■ TRY IT
Retype the records that follow, every line exactly as written.

■ GIVEN RECORDS

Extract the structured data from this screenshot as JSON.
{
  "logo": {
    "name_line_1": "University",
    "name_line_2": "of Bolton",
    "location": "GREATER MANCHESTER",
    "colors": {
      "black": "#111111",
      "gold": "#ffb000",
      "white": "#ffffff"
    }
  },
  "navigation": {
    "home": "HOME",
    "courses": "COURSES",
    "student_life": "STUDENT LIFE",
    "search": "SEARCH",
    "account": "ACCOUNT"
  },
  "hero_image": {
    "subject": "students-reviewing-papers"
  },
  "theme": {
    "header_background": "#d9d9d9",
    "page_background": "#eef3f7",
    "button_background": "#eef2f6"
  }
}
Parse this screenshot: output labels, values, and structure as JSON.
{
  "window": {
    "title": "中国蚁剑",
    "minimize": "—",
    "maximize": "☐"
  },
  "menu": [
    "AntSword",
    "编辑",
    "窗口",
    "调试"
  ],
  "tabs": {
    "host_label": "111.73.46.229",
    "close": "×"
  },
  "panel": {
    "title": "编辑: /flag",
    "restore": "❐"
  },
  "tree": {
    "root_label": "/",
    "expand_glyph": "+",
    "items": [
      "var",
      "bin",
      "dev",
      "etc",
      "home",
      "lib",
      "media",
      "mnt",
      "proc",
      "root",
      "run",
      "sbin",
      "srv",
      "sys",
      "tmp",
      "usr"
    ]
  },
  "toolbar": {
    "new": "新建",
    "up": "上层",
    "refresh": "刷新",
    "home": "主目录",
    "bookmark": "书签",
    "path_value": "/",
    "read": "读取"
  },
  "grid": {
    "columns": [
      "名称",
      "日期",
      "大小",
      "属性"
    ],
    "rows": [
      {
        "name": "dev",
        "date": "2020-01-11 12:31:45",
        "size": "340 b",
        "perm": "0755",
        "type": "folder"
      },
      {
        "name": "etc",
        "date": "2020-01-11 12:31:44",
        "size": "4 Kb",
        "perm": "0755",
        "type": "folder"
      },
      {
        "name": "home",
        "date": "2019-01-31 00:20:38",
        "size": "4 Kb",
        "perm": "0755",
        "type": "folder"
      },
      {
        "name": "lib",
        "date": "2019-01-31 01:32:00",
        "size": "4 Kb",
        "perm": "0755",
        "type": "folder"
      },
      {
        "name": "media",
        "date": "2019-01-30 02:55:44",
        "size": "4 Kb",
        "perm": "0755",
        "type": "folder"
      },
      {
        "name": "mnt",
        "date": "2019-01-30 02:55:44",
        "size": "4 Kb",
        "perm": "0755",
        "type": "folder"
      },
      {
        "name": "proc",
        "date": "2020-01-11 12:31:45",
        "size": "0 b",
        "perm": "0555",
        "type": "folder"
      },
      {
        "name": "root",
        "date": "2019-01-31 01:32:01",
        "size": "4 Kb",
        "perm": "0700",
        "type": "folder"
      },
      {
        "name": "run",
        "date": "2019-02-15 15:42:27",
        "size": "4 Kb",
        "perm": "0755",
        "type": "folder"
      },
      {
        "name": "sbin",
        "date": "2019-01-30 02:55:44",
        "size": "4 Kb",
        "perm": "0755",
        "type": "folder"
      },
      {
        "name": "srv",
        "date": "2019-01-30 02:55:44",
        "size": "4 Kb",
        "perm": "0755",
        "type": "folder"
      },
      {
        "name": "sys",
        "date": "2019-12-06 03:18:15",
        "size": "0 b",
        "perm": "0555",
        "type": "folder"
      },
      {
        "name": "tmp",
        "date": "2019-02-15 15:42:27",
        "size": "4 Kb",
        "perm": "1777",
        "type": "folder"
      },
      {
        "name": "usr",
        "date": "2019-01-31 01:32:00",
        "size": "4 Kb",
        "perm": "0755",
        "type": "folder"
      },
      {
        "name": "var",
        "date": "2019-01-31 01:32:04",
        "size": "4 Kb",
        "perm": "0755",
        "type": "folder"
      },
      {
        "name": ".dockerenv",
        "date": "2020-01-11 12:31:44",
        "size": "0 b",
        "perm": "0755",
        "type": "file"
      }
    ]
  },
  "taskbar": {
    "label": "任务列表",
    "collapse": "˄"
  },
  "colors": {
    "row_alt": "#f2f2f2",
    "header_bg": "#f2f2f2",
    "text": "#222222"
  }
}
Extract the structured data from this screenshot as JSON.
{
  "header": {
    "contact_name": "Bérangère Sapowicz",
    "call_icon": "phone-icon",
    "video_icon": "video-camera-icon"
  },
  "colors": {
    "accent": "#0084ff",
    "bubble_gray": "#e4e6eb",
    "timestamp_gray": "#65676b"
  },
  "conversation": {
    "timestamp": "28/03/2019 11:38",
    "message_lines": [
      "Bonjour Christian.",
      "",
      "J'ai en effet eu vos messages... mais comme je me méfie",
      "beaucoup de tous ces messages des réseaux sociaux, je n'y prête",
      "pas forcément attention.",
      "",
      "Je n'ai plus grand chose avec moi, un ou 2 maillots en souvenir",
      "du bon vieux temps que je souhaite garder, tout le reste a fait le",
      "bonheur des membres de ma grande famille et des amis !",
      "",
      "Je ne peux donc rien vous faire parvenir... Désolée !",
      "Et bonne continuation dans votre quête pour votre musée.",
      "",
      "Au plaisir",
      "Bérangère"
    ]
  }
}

■ EXERCISE SOLUTION
Extract the structured data from this screenshot as JSON.
{
  "logo": {
    "name_line_1": "University",
    "name_line_2": "of Bolton",
    "location": "GREATER MANCHESTER",
    "colors": {
      "black": "#111111",
      "gold": "#ffb000",
      "white": "#ffffff"
    }
  },
  "navigation": {
    "home": "HOME",
    "courses": "COURSES",
    "student_life": "STUDENT LIFE",
    "search": "SEARCH",
    "account": "ACCOUNT"
  },
  "hero_image": {
    "subject": "students-reviewing-papers"
  },
  "theme": {
    "header_background": "#d9d9d9",
    "page_background": "#eef3f7",
    "button_background": "#eef2f6"
  }
}
Parse this screenshot: output labels, values, and structure as JSON.
{
  "window": {
    "title": "中国蚁剑",
    "minimize": "—",
    "maximize": "☐"
  },
  "menu": [
    "AntSword",
    "编辑",
    "窗口",
    "调试"
  ],
  "tabs": {
    "host_label": "111.73.46.229",
    "close": "×"
  },
  "panel": {
    "title": "编辑: /flag",
    "restore": "❐"
  },
  "tree": {
    "root_label": "/",
    "expand_glyph": "+",
    "items": [
      "var",
      "bin",
      "dev",
      "etc",
      "home",
      "lib",
      "media",
      "mnt",
      "proc",
      "root",
      "run",
      "sbin",
      "srv",
      "sys",
      "tmp",
      "usr"
    ]
  },
  "toolbar": {
    "new": "新建",
    "up": "上层",
    "refresh": "刷新",
    "home": "主目录",
    "bookmark": "书签",
    "path_value": "/",
    "read": "读取"
  },
  "grid": {
    "columns": [
      "名称",
      "日期",
      "大小",
      "属性"
    ],
    "rows": [
      {
        "name": "dev",
        "date": "2020-01-11 12:31:45",
        "size": "340 b",
        "perm": "0755",
        "type": "folder"
      },
      {
        "name": "etc",
        "date": "2020-01-11 12:31:44",
        "size": "4 Kb",
        "perm": "0755",
        "type": "folder"
      },
      {
        "name": "home",
        "date": "2019-01-31 00:20:38",
        "size": "4 Kb",
        "perm": "0755",
        "type": "folder"
      },
      {
        "name": "lib",
        "date": "2019-01-31 01:32:00",
        "size": "4 Kb",
        "perm": "0755",
        "type": "folder"
      },
      {
        "name": "media",
        "date": "2019-01-30 02:55:44",
        "size": "4 Kb",
        "perm": "0755",
        "type": "folder"
      },
      {
        "name": "mnt",
        "date": "2019-01-30 02:55:44",
        "size": "4 Kb",
        "perm": "0755",
        "type": "folder"
      },
      {
        "name": "proc",
        "date": "2020-01-11 12:31:45",
        "size": "0 b",
        "perm": "0555",
        "type": "folder"
      },
      {
        "name": "root",
        "date": "2019-01-31 01:32:01",
        "size": "4 Kb",
        "perm": "0700",
        "type": "folder"
      },
      {
        "name": "run",
        "date": "2019-02-15 15:42:27",
        "size": "4 Kb",
        "perm": "0755",
        "type": "folder"
      },
      {
        "name": "sbin",
        "date": "2019-01-30 02:55:44",
        "size": "4 Kb",
        "perm": "0755",
        "type": "folder"
      },
      {
        "name": "srv",
        "date": "2019-01-30 02:55:44",
        "size": "4 Kb",
        "perm": "0755",
        "type": "folder"
      },
      {
        "name": "sys",
        "date": "2019-12-06 03:18:15",
        "size": "0 b",
        "perm": "0555",
        "type": "folder"
      },
      {
        "name": "tmp",
        "date": "2019-02-15 15:42:27",
        "size": "4 Kb",
        "perm": "1777",
        "type": "folder"
      },
      {
        "name": "usr",
        "date": "2019-01-31 01:32:00",
        "size": "4 Kb",
        "perm": "0755",
        "type": "folder"
      },
      {
        "name": "var",
        "date": "2019-01-31 01:32:04",
        "size": "4 Kb",
        "perm": "0755",
        "type": "folder"
      },
      {
        "name": ".dockerenv",
        "date": "2020-01-11 12:31:44",
        "size": "0 b",
        "perm": "0755",
        "type": "file"
      }
    ]
  },
  "taskbar": {
    "label": "任务列表",
    "collapse": "˄"
  },
  "colors": {
    "row_alt": "#f2f2f2",
    "header_bg": "#f2f2f2",
    "text": "#222222"
  }
}
Extract the structured data from this screenshot as JSON.
{
  "header": {
    "contact_name": "Bérangère Sapowicz",
    "call_icon": "phone-icon",
    "video_icon": "video-camera-icon"
  },
  "colors": {
    "accent": "#0084ff",
    "bubble_gray": "#e4e6eb",
    "timestamp_gray": "#65676b"
  },
  "conversation": {
    "timestamp": "28/03/2019 11:38",
    "message_lines": [
      "Bonjour Christian.",
      "",
      "J'ai en effet eu vos messages... mais comme je me méfie",
      "beaucoup de tous ces messages des réseaux sociaux, je n'y prête",
      "pas forcément attention.",
      "",
      "Je n'ai plus grand chose avec moi, un ou 2 maillots en souvenir",
      "du bon vieux temps que je souhaite garder, tout le reste a fait le",
      "bonheur des membres de ma grande famille et des amis !",
      "",
      "Je ne peux donc rien vous faire parvenir... Désolée !",
      "Et bonne continuation dans votre quête pour votre musée.",
      "",
      "Au plaisir",
      "Bérangère"
    ]
  }
}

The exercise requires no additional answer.